Jagellonica sisters

The Jagellonica sisters wearing gold cauls and bonnets. First and second two different portraits of Catherine, next Sofia and Anna.

Usually there is some kind of other cap on top of the coif, but it could also be worn alone. According to different portraits the coifs could be reticulated, meaning they were netted using gold ribbons or strings of pearls, or they could have a solid base fabric on which the pearls were sewn or the gold embroidered.

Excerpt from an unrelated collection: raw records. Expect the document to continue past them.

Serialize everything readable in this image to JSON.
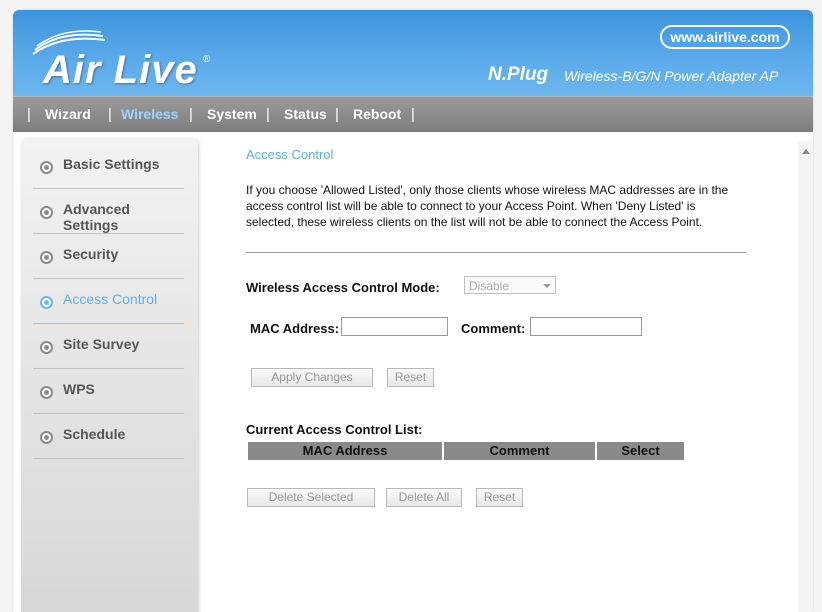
{
  "header": {
    "logo_text": "Air Live",
    "logo_reg": "®",
    "url": "www.airlive.com",
    "model": "N.Plug",
    "product": "Wireless-B/G/N Power Adapter AP"
  },
  "nav": {
    "items": [
      {
        "label": "Wizard"
      },
      {
        "label": "Wireless",
        "active": true
      },
      {
        "label": "System"
      },
      {
        "label": "Status"
      },
      {
        "label": "Reboot"
      }
    ],
    "separator": "|"
  },
  "sidebar": {
    "items": [
      {
        "label": "Basic Settings"
      },
      {
        "label": "Advanced Settings"
      },
      {
        "label": "Security"
      },
      {
        "label": "Access Control",
        "active": true
      },
      {
        "label": "Site Survey"
      },
      {
        "label": "WPS"
      },
      {
        "label": "Schedule"
      }
    ]
  },
  "main": {
    "title": "Access Control",
    "description": "If you choose 'Allowed Listed', only those clients whose wireless MAC addresses are in the access control list will be able to connect to your Access Point. When 'Deny Listed' is selected, these wireless clients on the list will not be able to connect the Access Point.",
    "mode_label": "Wireless Access Control Mode:",
    "mode_value": "Disable",
    "mac_label": "MAC Address:",
    "mac_value": "",
    "comment_label": "Comment:",
    "comment_value": "",
    "apply_label": "Apply Changes",
    "reset_label": "Reset",
    "list_title": "Current Access Control List:",
    "table_headers": [
      "MAC Address",
      "Comment",
      "Select"
    ],
    "delete_selected_label": "Delete Selected",
    "delete_all_label": "Delete All",
    "reset2_label": "Reset"
  },
  "colors": {
    "header_blue": "#4fa3e6",
    "nav_gray": "#8c8c8c",
    "accent": "#57b0e8"
  }
}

All the Jagellonica sisters seem to wear a solid based coif in the portraits, so that’s what I’ll be going for. There are different instructions available for making a caul or escoffion, as this cap is sometimes called. I however wasn’t satisfied in any of them and did a little research of my own. As you can see, the coif looks a bit different in every picture -even in two pictures of a same person, although the cap itself is different too. Different shapes mean that it can’t be a pillbox hat, as some reconstructions suggest, but rather a coif, literally. There were shaped women’s coifs already in the middle ages (the St. Birgitta coif), and there are many surviving examples especially from England of embroidered coifs of the 16th century. I combined these two styles to make an “in-between -era” women’s coif. I had some hand-woven sandy gold colored silk that I’ll embroider with gold thread. After I’ve done that I’ll decide if it needs more bling like pearls or gold beads. Pictures will follow!